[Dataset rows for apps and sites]

────────────────────

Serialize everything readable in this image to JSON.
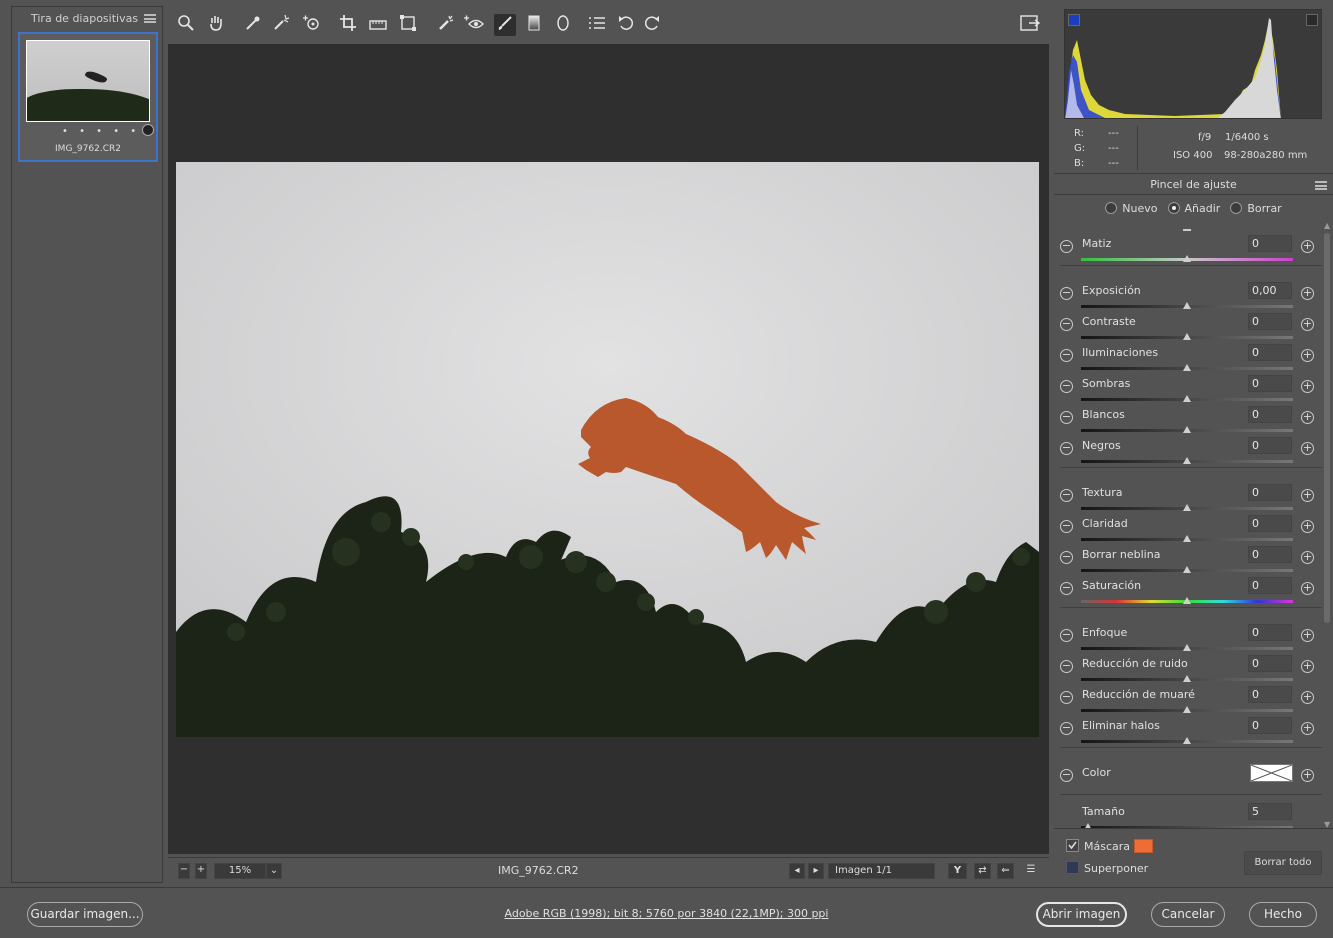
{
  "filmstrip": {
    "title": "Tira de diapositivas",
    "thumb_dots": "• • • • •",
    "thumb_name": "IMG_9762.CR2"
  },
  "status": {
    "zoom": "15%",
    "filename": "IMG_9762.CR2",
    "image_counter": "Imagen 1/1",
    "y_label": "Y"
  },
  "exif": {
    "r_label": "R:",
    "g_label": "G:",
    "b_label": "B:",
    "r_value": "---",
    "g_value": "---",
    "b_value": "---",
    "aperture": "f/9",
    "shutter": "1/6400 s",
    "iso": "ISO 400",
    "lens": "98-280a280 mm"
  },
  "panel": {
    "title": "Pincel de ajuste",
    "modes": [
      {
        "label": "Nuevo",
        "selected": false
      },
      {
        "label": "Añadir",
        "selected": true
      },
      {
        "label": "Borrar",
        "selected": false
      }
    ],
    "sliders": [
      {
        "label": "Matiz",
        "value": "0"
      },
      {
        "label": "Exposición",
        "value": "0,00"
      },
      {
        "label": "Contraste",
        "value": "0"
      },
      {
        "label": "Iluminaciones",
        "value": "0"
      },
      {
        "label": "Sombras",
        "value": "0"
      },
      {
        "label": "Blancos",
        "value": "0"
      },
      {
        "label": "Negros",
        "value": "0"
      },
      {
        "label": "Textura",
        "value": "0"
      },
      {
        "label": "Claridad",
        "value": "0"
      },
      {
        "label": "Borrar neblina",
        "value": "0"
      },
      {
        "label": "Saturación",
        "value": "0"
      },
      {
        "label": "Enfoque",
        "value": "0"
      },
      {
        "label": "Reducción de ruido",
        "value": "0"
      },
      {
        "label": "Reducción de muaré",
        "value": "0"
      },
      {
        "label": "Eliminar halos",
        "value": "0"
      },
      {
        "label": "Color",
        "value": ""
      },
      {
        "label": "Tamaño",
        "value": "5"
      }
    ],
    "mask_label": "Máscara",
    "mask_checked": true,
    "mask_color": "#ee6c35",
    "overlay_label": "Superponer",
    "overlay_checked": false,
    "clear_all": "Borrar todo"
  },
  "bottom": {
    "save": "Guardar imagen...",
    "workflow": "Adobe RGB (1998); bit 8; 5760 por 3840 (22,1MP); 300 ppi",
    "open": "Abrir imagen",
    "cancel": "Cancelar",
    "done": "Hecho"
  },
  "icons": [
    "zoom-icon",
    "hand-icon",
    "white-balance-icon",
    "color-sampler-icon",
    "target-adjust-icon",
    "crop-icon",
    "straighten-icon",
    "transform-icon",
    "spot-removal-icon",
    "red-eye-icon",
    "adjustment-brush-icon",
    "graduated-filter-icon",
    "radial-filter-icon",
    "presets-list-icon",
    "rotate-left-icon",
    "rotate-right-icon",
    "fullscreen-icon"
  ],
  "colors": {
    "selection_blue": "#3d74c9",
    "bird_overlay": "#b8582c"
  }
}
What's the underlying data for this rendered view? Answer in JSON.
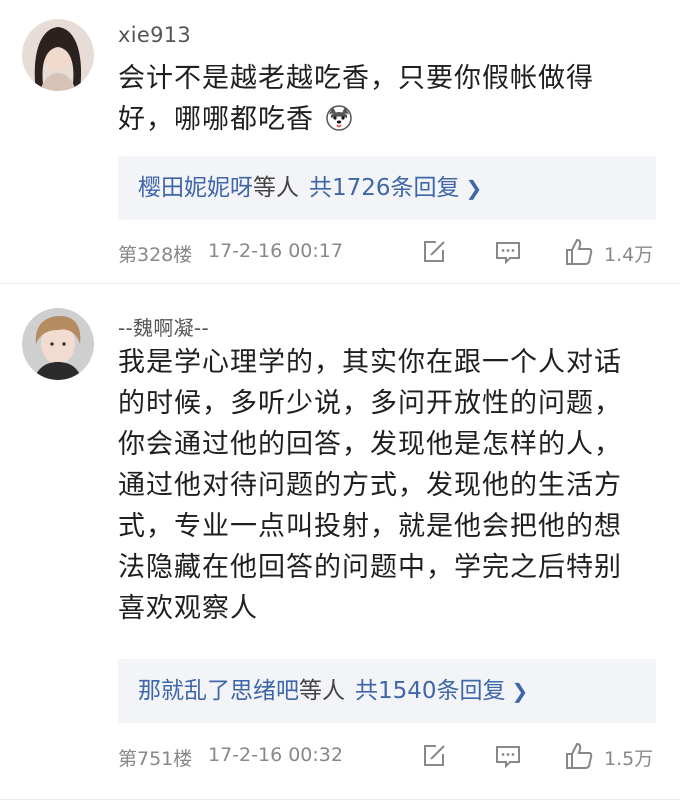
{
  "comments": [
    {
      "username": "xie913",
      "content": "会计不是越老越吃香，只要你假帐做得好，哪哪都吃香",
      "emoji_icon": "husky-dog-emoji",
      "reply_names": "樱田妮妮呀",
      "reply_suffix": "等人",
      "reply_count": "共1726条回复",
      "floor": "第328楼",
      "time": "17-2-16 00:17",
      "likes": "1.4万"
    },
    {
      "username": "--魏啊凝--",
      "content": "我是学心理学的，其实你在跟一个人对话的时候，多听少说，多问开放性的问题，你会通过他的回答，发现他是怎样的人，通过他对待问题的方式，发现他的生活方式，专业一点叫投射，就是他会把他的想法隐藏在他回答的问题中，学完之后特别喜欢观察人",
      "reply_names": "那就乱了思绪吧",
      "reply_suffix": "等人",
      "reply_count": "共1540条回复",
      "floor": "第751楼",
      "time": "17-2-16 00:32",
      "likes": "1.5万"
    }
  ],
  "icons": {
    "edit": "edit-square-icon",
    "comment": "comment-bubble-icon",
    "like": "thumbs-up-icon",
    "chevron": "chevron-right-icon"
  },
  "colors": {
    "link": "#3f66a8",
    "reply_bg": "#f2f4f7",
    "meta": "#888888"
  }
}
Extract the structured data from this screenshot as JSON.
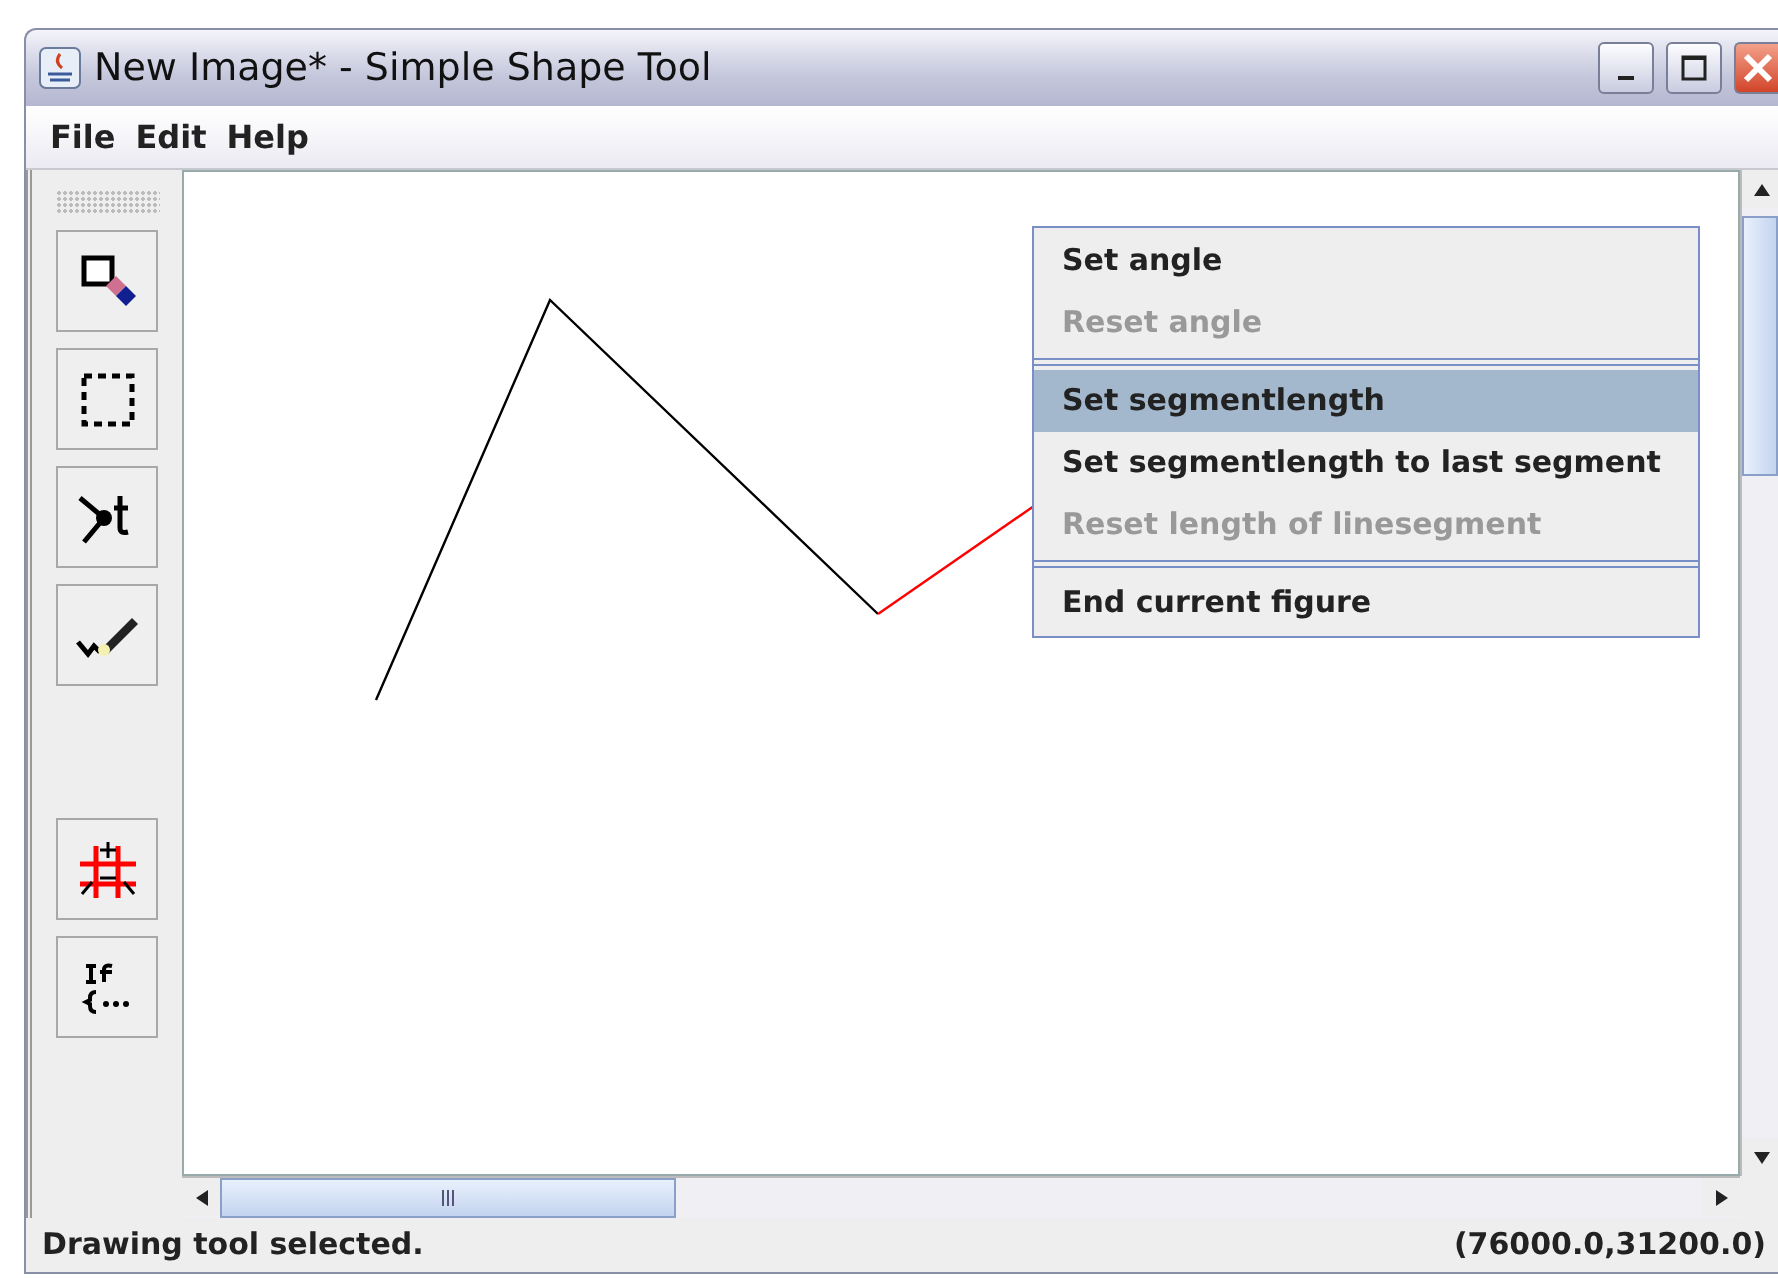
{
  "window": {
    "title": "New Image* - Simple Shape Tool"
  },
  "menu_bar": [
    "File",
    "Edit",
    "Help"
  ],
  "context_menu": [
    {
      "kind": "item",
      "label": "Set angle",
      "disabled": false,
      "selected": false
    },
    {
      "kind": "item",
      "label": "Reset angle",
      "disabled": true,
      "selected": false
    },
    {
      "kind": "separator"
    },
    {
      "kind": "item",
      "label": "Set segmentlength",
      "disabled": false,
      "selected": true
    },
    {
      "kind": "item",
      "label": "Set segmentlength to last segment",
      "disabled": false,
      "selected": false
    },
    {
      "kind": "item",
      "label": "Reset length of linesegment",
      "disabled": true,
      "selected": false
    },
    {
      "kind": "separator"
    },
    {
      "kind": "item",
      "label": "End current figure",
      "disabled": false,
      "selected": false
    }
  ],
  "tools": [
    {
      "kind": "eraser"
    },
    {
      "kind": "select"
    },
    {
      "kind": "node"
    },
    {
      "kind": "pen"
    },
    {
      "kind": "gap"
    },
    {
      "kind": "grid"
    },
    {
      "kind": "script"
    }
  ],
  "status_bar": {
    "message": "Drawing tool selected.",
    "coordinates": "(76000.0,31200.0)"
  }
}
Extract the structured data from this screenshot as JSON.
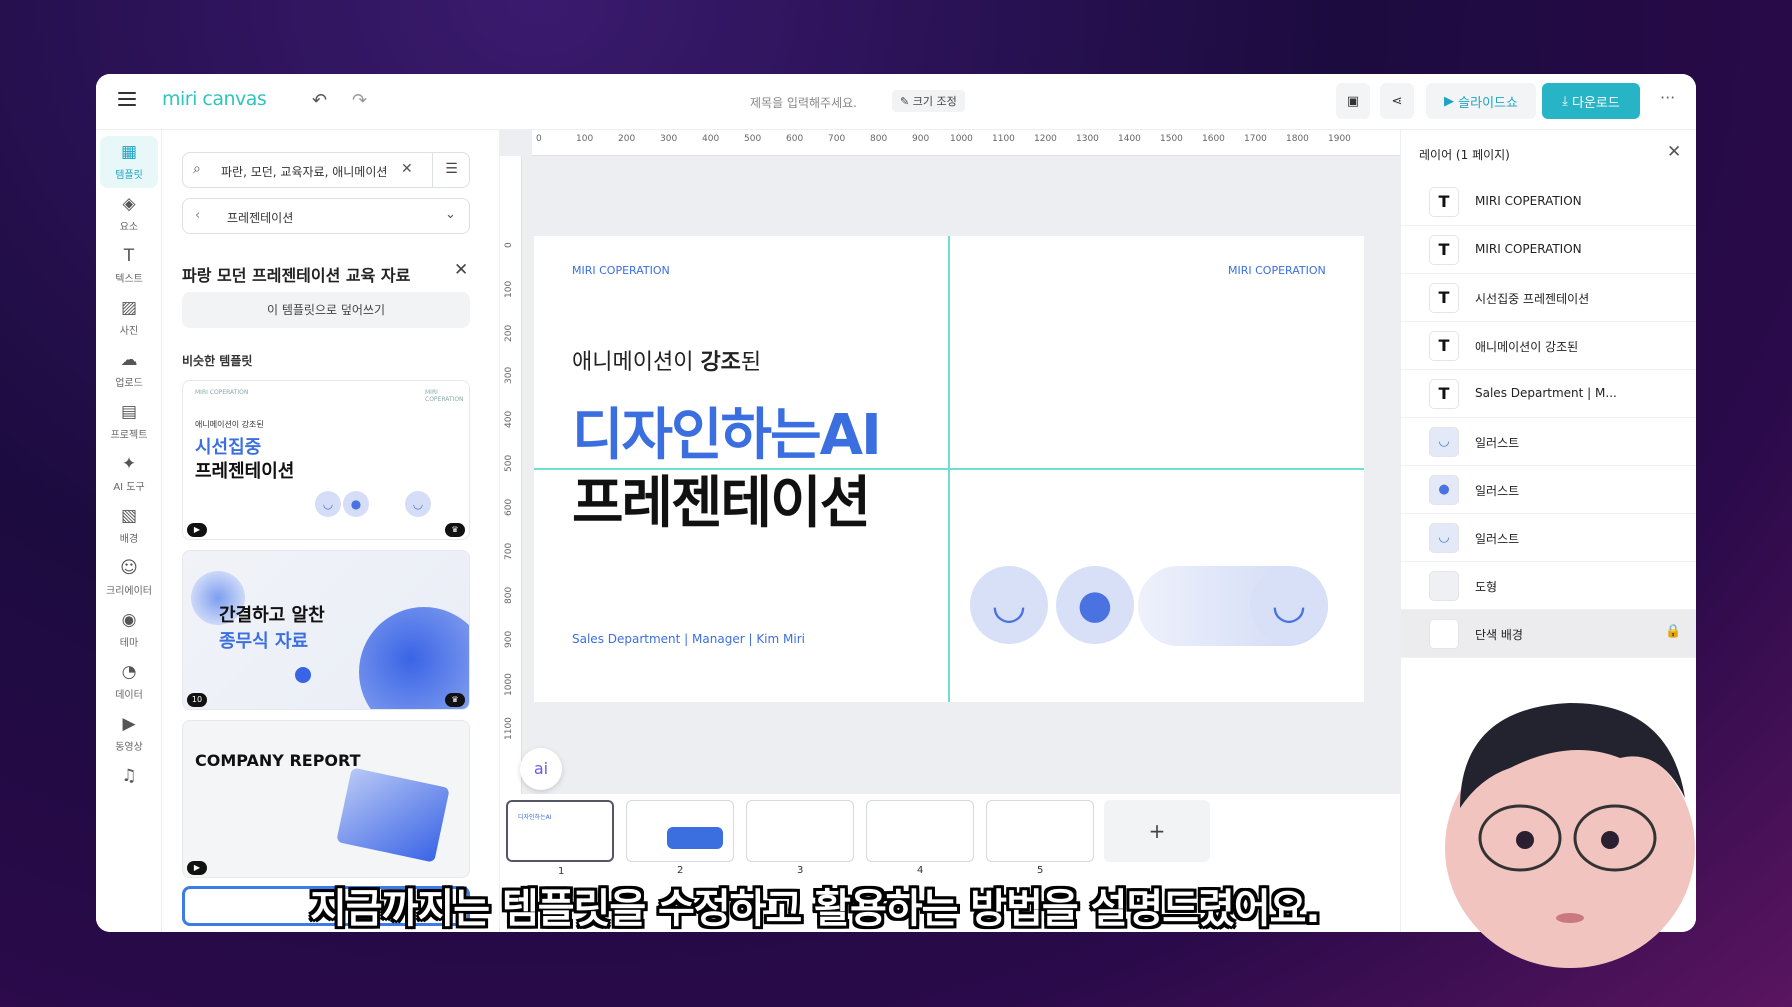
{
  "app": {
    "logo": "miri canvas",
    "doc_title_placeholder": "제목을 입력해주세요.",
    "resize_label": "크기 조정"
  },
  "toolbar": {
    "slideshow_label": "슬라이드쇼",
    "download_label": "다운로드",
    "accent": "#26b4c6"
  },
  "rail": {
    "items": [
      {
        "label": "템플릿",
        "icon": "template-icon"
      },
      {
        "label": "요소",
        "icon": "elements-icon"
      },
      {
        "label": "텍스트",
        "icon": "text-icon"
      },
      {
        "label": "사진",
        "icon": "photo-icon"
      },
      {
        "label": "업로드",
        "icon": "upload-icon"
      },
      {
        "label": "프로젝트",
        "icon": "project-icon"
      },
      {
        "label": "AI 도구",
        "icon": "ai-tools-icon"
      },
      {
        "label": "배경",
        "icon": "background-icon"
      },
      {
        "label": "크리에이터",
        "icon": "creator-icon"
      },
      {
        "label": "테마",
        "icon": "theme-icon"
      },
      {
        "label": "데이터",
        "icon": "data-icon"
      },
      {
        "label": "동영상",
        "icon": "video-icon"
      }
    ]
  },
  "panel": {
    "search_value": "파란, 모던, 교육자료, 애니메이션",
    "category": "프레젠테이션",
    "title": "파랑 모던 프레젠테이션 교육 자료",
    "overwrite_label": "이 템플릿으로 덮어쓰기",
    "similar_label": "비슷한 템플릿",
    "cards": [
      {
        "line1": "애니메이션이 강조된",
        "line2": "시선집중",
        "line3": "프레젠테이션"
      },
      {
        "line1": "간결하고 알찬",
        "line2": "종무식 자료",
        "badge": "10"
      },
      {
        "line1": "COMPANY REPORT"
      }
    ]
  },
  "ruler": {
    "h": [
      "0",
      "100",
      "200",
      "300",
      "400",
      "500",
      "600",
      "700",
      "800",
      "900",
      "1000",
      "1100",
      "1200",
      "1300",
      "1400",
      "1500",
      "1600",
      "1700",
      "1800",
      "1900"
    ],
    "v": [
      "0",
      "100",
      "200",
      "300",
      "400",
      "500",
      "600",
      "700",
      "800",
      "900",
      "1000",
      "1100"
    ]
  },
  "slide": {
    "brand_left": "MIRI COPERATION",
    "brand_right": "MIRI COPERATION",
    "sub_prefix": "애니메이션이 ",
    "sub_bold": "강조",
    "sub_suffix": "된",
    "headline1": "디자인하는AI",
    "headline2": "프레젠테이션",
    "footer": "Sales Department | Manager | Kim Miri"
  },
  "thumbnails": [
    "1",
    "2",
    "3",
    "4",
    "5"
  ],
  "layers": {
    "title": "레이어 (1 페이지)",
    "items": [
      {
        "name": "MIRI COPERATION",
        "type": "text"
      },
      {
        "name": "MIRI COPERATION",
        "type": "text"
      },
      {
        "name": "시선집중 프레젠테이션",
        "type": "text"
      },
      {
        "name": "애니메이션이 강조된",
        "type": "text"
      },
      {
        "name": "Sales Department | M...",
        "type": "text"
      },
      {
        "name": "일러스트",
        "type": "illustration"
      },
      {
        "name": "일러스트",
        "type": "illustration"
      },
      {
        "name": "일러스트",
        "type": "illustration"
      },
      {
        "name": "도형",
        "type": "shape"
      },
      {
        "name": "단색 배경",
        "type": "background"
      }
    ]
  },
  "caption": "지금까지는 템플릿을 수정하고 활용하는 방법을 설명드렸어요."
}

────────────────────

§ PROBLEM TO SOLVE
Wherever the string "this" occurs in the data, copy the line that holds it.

§ TASK RESULT
Serialize everything readable in this image to JSON.
What's the underlying data for this rendered view? Answer in JSON.
Extract the structured data from this screenshot as JSON.
Extract the structured data from this screenshot as JSON.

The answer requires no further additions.